|Alexander Rodchenko (1891–1956) was one of the premier artists of the constructivist movement in Russia. Although he was a sculptor, painter and photographer, he is most remembered for his graphic design style in book and poster design. His unique and dramatic style defined Russian popular art of the early Revolutionary period. There is a special link between Rodchenko’s photographic work and his graphic designs. In his photographs he emphasized strong contrasts of light and shadow and used unusual angles and geometric shapes, producing images which you can see directly reflected in his graphic designs. Rodchenko had a unique eye for shapes and wrote of his photographic vision, “One has to take several different shots of a subject, from different points of view and in different situations, as if one examined it in the round rather than looked through the same key-hole again and again.”

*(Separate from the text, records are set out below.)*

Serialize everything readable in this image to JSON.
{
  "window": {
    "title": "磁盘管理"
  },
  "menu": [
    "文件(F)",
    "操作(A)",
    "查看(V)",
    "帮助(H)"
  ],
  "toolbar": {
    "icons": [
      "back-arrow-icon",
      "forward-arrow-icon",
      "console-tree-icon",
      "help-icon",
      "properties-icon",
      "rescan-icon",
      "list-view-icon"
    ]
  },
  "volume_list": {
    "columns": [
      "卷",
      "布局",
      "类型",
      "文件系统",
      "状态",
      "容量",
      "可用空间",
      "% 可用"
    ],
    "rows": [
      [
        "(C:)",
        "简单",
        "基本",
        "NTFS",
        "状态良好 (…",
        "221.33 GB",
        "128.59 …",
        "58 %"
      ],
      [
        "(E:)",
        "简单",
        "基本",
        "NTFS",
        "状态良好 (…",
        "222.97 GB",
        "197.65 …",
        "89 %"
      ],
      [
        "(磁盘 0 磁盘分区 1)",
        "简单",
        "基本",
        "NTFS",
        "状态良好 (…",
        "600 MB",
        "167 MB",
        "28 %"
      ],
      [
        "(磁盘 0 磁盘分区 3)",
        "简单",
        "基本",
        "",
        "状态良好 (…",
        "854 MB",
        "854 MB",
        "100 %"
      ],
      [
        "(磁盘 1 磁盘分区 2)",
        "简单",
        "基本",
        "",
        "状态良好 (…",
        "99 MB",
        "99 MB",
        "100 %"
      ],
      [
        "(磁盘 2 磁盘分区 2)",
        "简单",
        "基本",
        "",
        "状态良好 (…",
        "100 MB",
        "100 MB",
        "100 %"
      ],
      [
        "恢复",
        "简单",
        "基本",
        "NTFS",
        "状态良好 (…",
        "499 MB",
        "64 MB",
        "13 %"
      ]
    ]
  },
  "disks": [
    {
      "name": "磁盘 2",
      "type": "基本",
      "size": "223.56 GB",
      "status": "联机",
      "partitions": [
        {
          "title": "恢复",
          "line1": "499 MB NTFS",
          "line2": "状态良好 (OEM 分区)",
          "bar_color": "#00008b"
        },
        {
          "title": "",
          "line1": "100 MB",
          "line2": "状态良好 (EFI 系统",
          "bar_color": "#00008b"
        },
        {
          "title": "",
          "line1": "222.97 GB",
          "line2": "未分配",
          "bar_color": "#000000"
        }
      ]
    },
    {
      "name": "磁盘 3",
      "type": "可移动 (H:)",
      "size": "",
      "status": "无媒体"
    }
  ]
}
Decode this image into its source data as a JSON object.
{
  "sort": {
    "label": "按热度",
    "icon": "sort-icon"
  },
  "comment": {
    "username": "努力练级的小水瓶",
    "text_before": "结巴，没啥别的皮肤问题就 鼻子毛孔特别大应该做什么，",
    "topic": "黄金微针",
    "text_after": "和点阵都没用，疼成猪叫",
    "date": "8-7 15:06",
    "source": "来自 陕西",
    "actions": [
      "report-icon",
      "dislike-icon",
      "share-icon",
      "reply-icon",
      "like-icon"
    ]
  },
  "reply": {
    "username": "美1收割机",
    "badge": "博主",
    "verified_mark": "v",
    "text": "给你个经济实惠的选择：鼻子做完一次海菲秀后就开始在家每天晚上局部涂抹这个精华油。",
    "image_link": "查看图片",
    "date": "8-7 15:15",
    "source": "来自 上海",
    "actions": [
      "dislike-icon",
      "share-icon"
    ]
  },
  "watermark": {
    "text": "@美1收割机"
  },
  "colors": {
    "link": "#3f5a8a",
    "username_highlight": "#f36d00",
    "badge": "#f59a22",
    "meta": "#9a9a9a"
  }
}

After studying art in Moscow and producing a body of paintings in the constructivist style, Rodchenko became part of the Productivist movement, which advocated the incorporation of art into everyday life. He applied ideas from photography and constructivism to his graphic designs for posters, books, and films. Rodchenko also combined photography and graphic arts to produce photomontages , many of them as illustrations for works by poet and playwright Vladimir Myakovsky who he worked with closely in the 1920s. He also worked on the design of the magazine LEF and on journals promoting other artists of the Constructivist movement. His designs eliminated unnecessary detail, emphasized dynamic diagonal composition, and were concerned with the placement and movement of objects in space.
His later career overlapped with the emergence of Soviet Realism and increased government regimentation of the artistic community and as his work became more abstract and expressionist he was ostracized from official artistic circles, left to work primarily as a manager and organizer of photography exhibitions for the government.
Rodchenko has has a lasting influence in poster and book design. His style was widely imitated in the West in the 1930s and even today artists like Shepard Fairey produce designs which clearly derive from Rodchenko’s work.
We have produced several Constructivist style fonts in the past, and our latest is the new Rodchenko font based on his lettering from an advertisement for the Gum department store. We’ve also collected together a selection of Rodchenko poster and book cover designs which are included with the font if you purchase it, or which you can view here with the gallery tool.
You can try the DEMO version of Rodchenko for free. The demo has only one version of each character, in alternating positions so you can get a feel for how the font works. Or you can ORDER the full version for only $24, with the Rodchenko image gallery included, and download it right away.